The remarkable mimicking abilities possessed by Lyrebirds have developed over millions of years of evolutionary trial and error. In their competitive quest for mates, males perfect their vocal performances to impress potential partners in a ritual known as courtship display. The better the mimic, the more likely they are to attract a mate. Only the most gifted individuals survive this selective process, passing down their exceptional skills to future generations.
The Enigmatic Common Loon: A Haunting Melody
While it may not be immediately evident from its name, the Gavia immer, commonly known as the Common Loon or Great Northern Diver, is renowned for its haunting calls that resemble a desolate wail echoing through misty lakeshores and serene landscapes.
1. Echoes Across Waters
The call of this enigmatic bird has often been described as eerily similar to that of a screaming woman (‘[^1^]’). Travelling great distances across tranquil bodies of water during breeding season, these eerie cries can send chills down your spine once you realize they are coming from an avian source rather than from some supernatural phenomenon lurking nearby.
2. Mysterious Meaning
While many theories exist about why loons produce such evocative sounds, it is widely believed that their vocalizations serve multiple purposes beyond simple communication. These enchanting melodies echo across vast expanses of water, establishing territory boundaries while also conveying information regarding identity and reproductive fitness levels to potential mates.
To gain further insight into these mesmerizing displays performed by these skilled mimics let us delve into couple more fascinating species who vie for the title “Birds That Sound Like Screaming Woman”.
Frequently Asked Questions
Q: What bird sounds like a screaming woman?
A: There are several birds that can emit loud, high-pitched vocalizations resembling a screaming woman. One common example is the Common Loon (Gavia immer). Its haunting wails and yodels often resemble human screams. Another possibility is the Barn Owl (Tyto alba), whose screeches may also be mistaken for a shrill female scream.
Q: Are there any other birds that make similar sounds?
A: Yes, besides the Common Loon and Barn Owl, some other birds known to produce eerie or startling calls include the Fisher’s Lovebird (Agapornis fisheri) with its loud squawks, and the Red Fox Sparrow (Passerella iliaca zaboria) which has an alarm-like call that might resemble someone yelling.
Q: Why do these birds produce such unusual sounds?
A: The specific vocalizations of each bird species serve different purposes. While it’s not entirely understood why certain birds emit screams reminiscent of humans, experts suggest that these distinctive calls could be used for territorial defense, communication among members of their species, or attracting mates during breeding season.
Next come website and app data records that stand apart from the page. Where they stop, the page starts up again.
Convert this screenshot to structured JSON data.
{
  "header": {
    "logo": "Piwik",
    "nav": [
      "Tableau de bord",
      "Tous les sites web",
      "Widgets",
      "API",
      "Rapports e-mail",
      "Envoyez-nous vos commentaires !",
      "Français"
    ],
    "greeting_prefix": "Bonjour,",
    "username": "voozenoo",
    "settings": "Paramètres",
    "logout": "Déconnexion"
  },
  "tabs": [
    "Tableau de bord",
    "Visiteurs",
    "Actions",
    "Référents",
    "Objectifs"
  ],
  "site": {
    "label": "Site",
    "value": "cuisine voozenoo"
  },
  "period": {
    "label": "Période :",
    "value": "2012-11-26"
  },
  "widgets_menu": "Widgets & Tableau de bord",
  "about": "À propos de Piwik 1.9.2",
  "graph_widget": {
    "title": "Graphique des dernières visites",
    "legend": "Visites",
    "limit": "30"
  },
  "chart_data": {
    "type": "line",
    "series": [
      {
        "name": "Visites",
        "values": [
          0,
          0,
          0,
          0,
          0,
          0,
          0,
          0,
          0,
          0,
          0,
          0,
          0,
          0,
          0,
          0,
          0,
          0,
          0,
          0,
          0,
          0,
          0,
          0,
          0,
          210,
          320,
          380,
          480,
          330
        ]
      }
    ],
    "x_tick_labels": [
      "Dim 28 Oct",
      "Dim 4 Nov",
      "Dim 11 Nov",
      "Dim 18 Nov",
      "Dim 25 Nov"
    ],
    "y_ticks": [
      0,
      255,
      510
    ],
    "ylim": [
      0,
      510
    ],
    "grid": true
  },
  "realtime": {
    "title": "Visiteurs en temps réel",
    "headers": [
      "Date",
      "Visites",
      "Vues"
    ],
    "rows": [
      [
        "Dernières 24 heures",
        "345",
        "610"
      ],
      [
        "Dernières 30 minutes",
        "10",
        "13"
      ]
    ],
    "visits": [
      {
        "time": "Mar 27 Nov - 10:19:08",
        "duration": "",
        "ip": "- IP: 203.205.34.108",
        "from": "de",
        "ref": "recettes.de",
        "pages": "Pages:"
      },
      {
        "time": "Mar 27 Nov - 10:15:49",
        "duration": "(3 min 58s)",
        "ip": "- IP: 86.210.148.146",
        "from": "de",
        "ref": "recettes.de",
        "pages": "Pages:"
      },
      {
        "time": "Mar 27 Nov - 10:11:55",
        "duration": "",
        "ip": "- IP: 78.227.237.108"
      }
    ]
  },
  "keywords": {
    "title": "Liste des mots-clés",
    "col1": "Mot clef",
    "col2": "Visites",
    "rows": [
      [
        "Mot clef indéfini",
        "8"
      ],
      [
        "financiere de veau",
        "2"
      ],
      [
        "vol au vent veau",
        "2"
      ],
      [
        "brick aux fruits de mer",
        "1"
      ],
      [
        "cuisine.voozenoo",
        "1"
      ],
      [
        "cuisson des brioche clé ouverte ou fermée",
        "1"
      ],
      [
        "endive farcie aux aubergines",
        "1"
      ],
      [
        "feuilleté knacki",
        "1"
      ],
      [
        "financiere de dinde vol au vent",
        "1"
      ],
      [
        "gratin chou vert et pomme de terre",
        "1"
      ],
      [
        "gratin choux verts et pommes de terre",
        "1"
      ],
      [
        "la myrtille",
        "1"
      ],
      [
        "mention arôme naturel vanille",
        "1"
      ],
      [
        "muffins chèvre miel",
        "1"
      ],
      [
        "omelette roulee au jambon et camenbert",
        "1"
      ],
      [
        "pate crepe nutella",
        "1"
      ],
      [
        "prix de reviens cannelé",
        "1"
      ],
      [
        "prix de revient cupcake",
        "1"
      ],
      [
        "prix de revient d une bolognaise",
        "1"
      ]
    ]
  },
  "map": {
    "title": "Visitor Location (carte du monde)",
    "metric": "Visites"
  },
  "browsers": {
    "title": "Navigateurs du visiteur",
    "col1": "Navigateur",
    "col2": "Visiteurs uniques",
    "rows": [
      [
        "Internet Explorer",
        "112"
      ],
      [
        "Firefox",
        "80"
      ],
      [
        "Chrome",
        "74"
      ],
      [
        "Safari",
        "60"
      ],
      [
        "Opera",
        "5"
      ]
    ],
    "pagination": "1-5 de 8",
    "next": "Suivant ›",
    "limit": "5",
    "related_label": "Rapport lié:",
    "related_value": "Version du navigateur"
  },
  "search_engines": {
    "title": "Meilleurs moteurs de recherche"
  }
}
Q: Can I hear recordings of these bird calls online?
A: Absolutely! Many wildlife websites and platforms like YouTube offer audio clips or videos showcasing various bird vocalizations. Searching specifically for “Common loon call” or “Barn owl screech” should provide you with visual and auditory material featuring these sounds made by respective bird species.
Q: Are there any precautions I should take if I encounter a bird making such noises in real life?
A: It’s important to remember that wild animals should be observed from a safe distance without disturbing their natural behaviors. If you come across a bird producing strange sounds, it’s best to maintain your distance to avoid causing stress or interference. Enjoy the unique experience while respecting the animal’s habitat and need for space.
Q: Can these bird sounds be mistaken as calls for help?
A: While some bird screams may sound like human distress calls, it’s unlikely that they are intended as cries for help. These vocalizations are typically natural behaviors utilized by birds to communicate within their own species or establish territory boundaries. However, if you encounter any unusual situation where you suspect a person might need assistance, it is always better to inform relevant authorities just to be safe.
Remember to appreciate the diverse array of sounds produced by birds while being mindful and respectful towards wildlife conservation efforts and habitats.